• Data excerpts
+---+
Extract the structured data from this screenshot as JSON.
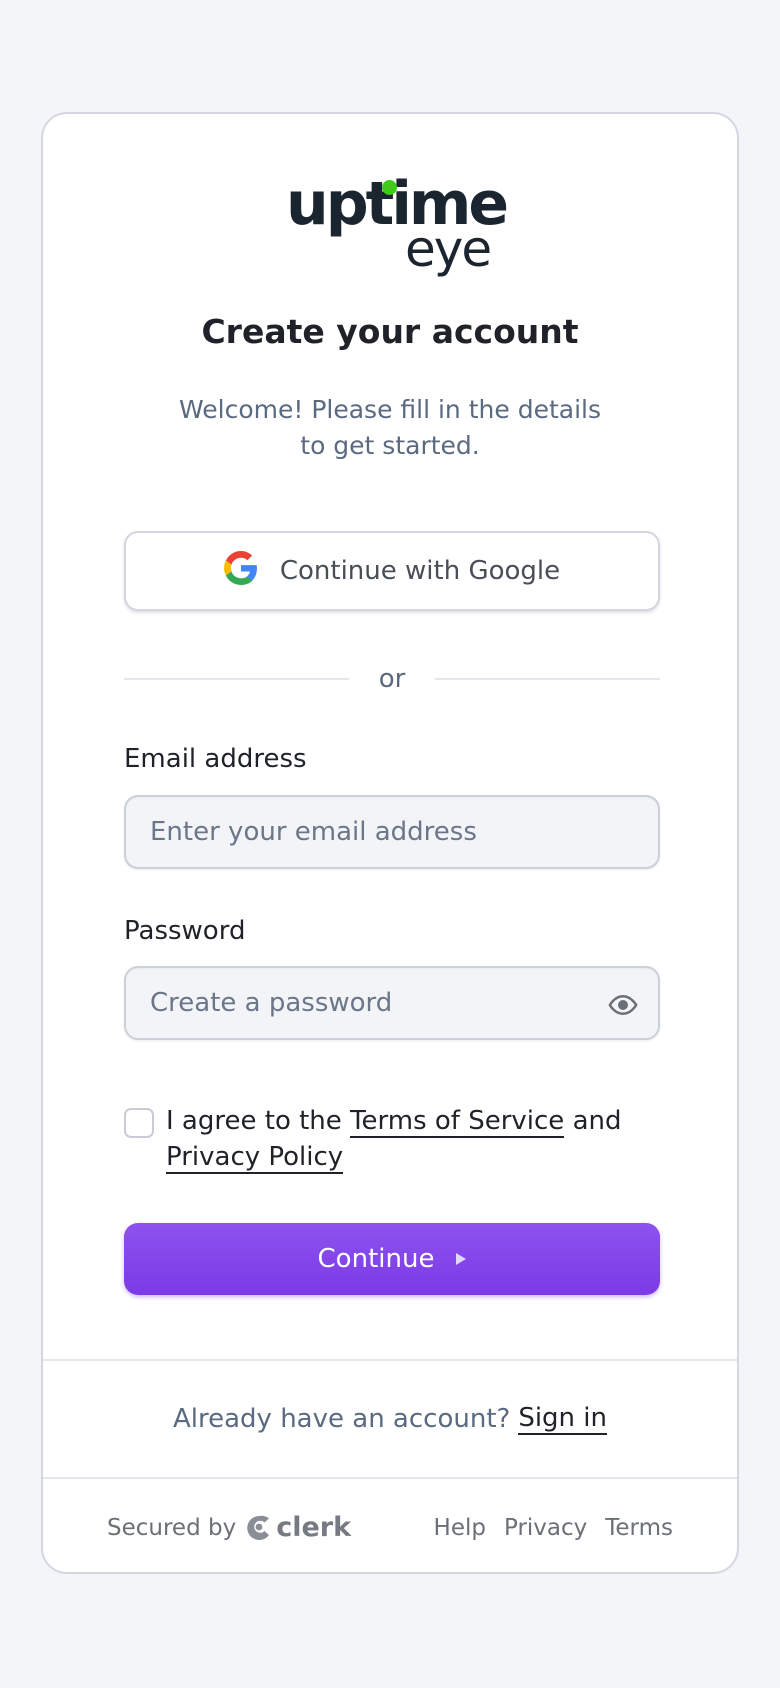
{
  "logo": {
    "top": "uptime",
    "bottom": "eye",
    "dot_color": "#3ecb1b"
  },
  "heading": {
    "title": "Create your account",
    "subtitle": "Welcome! Please fill in the details to get started."
  },
  "social": {
    "google_label": "Continue with Google",
    "icon": "google-icon"
  },
  "divider": {
    "text": "or"
  },
  "email": {
    "label": "Email address",
    "placeholder": "Enter your email address",
    "value": ""
  },
  "password": {
    "label": "Password",
    "placeholder": "Create a password",
    "value": "",
    "toggle_icon": "eye-icon"
  },
  "agree": {
    "prefix": "I agree to the",
    "terms_link": "Terms of Service",
    "middle": "and",
    "privacy_link": "Privacy Policy",
    "checked": false
  },
  "continue": {
    "label": "Continue",
    "color": "#8447eb"
  },
  "signin": {
    "prompt": "Already have an account?",
    "link": "Sign in"
  },
  "footer": {
    "secured_by": "Secured by",
    "brand": "clerk",
    "links": [
      "Help",
      "Privacy",
      "Terms"
    ]
  }
}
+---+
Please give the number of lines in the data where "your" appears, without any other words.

2